Sones plays the guitar and fancied the music of artists such as Jack Johnson and Eric Clapton. His wife, Tiffany Sones, is a master at the piano.
But their children were keen to learn instruments whose tunes are rooted in the past. Dylan chose the banjo and Cade picked up the fiddle.
"Three years ago, they decided they wanted to play traditional folk and bluegrass music," Matthew Sones said. "Here in South Mississippi, it's really rare."
Dylan and Cade practice nearly every day. They participate in jam sessions with other young musicians on Monday nights and have the opportunity to play with veterans on Thursdays. They take lessons from Jerry Johnston, and their father often plays the guitar and supplies vocals.
"I play with them and I push them," he said. "I kind of motivate them to keep playing and play hard."
Cade said he didn't find the fiddle very entertaining at first.
"I didn't like it that much," he said. "It just wasn't that fun." The brothers can't read music, but he said things started getting exciting when they realized they didn't have to read notes to be able to play.
"I started learning some songs and I started liking it a little bit more," he said. "Then I figured out I could play by ear."
Cade's favorite song to play is "Jersulaem's Ride," a traditional bluegrass piece. One his favorite things about playing his stringed instrument is he feels like his talent makes him unique.
"Athletes are really strong and fast, and smart kids make all A's, so this makes me feel like it's my special thing."
The pick on Dylan's thumb helps him strum his banjo.
"It was hard for me to understand what finger picks and what strings (to play) and how to keep my fingers down on the banjo," he said.
But once he got the hang of it, Dylan's fingers helped him produce the magical sound that transports listeners back to the '50s.
His favorite songs to play are "Wildwood Flower" and "Shucking the Corn."
He said there's a strings group at school where kids play the violin, but he doesn't know anyone else his age who plays the banjo.
"The sound, it can go with most music. You can always find a way (to play)," he said.

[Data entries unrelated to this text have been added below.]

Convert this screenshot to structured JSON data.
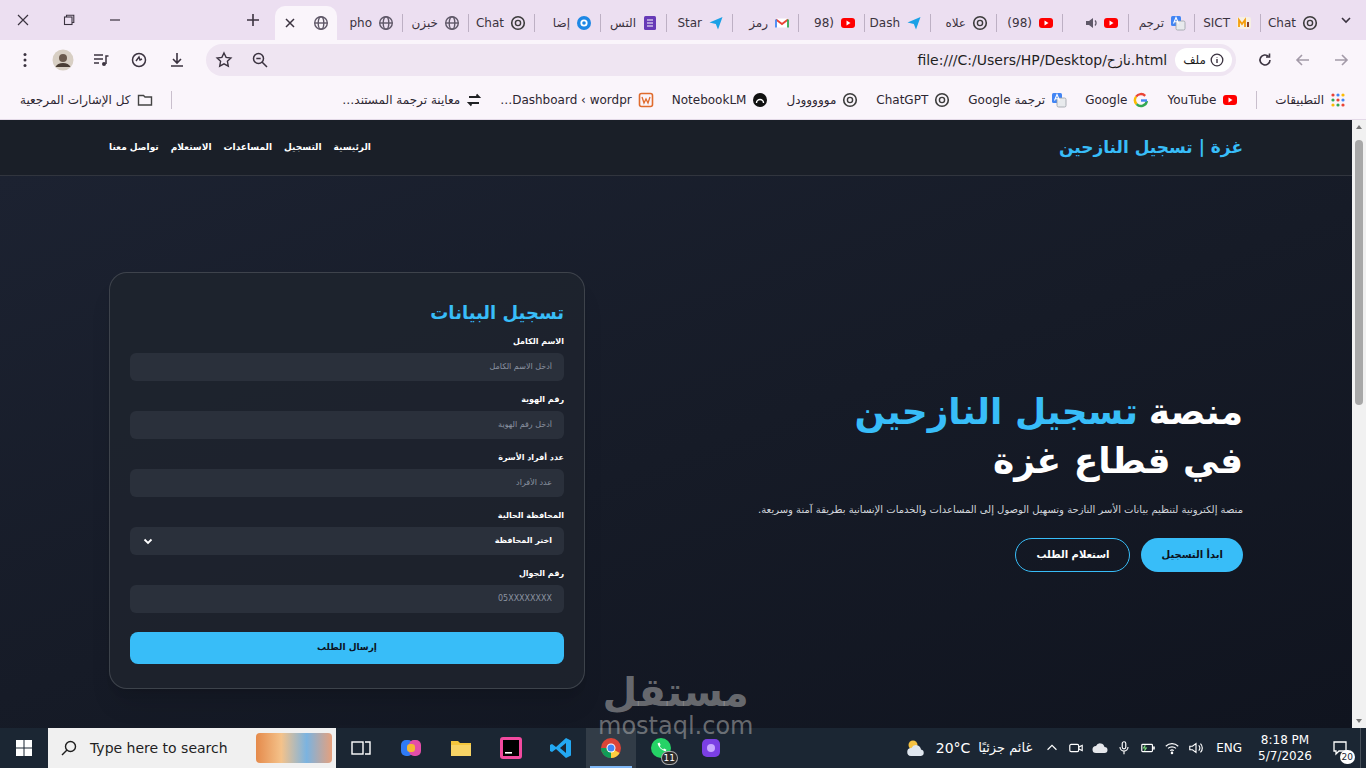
{
  "browser": {
    "tabs": [
      {
        "label": "Chat",
        "kind": "chatgpt",
        "selected": false
      },
      {
        "label": "SICT",
        "kind": "m",
        "selected": false
      },
      {
        "label": "ترجم",
        "kind": "translate",
        "selected": false
      },
      {
        "kind": "audio-youtube",
        "selected": false
      },
      {
        "label": "(98)",
        "kind": "youtube",
        "selected": false
      },
      {
        "label": "علاه",
        "kind": "chatgpt",
        "selected": false
      },
      {
        "label": "Dash",
        "kind": "arrow",
        "selected": false
      },
      {
        "label": "(98",
        "kind": "youtube",
        "selected": false
      },
      {
        "label": "رمز",
        "kind": "gmail",
        "selected": false
      },
      {
        "label": "Star",
        "kind": "arrow",
        "selected": false
      },
      {
        "label": "التس",
        "kind": "form",
        "selected": false
      },
      {
        "label": "إضا",
        "kind": "target",
        "selected": false
      },
      {
        "label": "Chat",
        "kind": "chatgpt",
        "selected": false
      },
      {
        "label": "خبزن",
        "kind": "globe",
        "selected": false
      },
      {
        "label": "pho",
        "kind": "globe",
        "selected": false
      },
      {
        "kind": "globe",
        "selected": true
      }
    ],
    "navigation": {
      "back_disabled": true,
      "forward_disabled": true
    },
    "omnibox": {
      "chip": "ملف",
      "url": "file:///C:/Users/HP/Desktop/نازح.html"
    },
    "bookmarks": [
      {
        "label": "التطبيقات",
        "kind": "apps"
      },
      {
        "label": "YouTube",
        "kind": "youtube"
      },
      {
        "label": "Google",
        "kind": "google"
      },
      {
        "label": "ترجمة Google",
        "kind": "translate"
      },
      {
        "label": "ChatGPT",
        "kind": "chatgpt"
      },
      {
        "label": "مووووودل",
        "kind": "chatgpt"
      },
      {
        "label": "NotebookLM",
        "kind": "notebook"
      },
      {
        "label": "Dashboard ‹ wordpr…",
        "kind": "wordpress"
      },
      {
        "label": "معاينة ترجمة المستند…",
        "kind": "doc"
      }
    ],
    "all_bookmarks": "كل الإشارات المرجعية"
  },
  "page": {
    "logo": "غزة | تسجيل النازحين",
    "nav": [
      "الرئيسية",
      "التسجيل",
      "المساعدات",
      "الاستعلام",
      "تواصل معنا"
    ],
    "hero": {
      "title_start": "منصة",
      "title_highlight": "تسجيل النازحين",
      "title_line2": "في قطاع غزة",
      "description": "منصة إلكترونية لتنظيم بيانات الأسر النازحة وتسهيل الوصول إلى المساعدات والخدمات الإنسانية بطريقة آمنة وسريعة.",
      "buttons": [
        {
          "label": "ابدأ التسجيل",
          "kind": "primary"
        },
        {
          "label": "استعلام الطلب",
          "kind": "outline"
        }
      ]
    },
    "form": {
      "title": "تسجيل البيانات",
      "fields": [
        {
          "label": "الاسم الكامل",
          "kind": "input",
          "placeholder": "أدخل الاسم الكامل"
        },
        {
          "label": "رقم الهوية",
          "kind": "input",
          "placeholder": "أدخل رقم الهوية"
        },
        {
          "label": "عدد أفراد الأسرة",
          "kind": "input",
          "placeholder": "عدد الأفراد"
        },
        {
          "label": "المحافظة الحالية",
          "kind": "select",
          "value": "اختر المحافظة"
        },
        {
          "label": "رقم الجوال",
          "kind": "input",
          "placeholder": "05XXXXXXXX"
        }
      ],
      "submit": "إرسال الطلب"
    }
  },
  "taskbar": {
    "search_placeholder": "Type here to search",
    "apps": [
      {
        "kind": "taskview",
        "selected": false
      },
      {
        "kind": "copilot",
        "selected": false
      },
      {
        "kind": "explorer",
        "selected": false
      },
      {
        "kind": "intellij",
        "selected": false
      },
      {
        "kind": "vscode",
        "selected": false
      },
      {
        "kind": "chrome",
        "selected": true
      },
      {
        "kind": "whatsapp",
        "selected": false,
        "badge": "11"
      },
      {
        "kind": "app",
        "selected": false
      }
    ],
    "weather": {
      "temperature": "20°C",
      "condition": "غائم جزئيًا"
    },
    "language": "ENG",
    "time": "8:18 PM",
    "date": "5/7/2026",
    "notifications": "20"
  },
  "watermark": {
    "title": "مستقل",
    "site": "mostaql.com"
  }
}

Dylan and Cade have both won music competitions and will perform at this year's Hancock County Fair, set for Sept 23-26 at the county fairgrounds.
Matthew said they often play at Bay St. Louis' Second Saturday Art Walk and at nursing homes across the Coast. All of the tips they make are put into a savings account.
"We can just see the joy it brings whenever we play the old gospel tunes," Dylan said about playing the Biloxi VA. "They know a lot more of the words than my dad does, I'll tell you that much."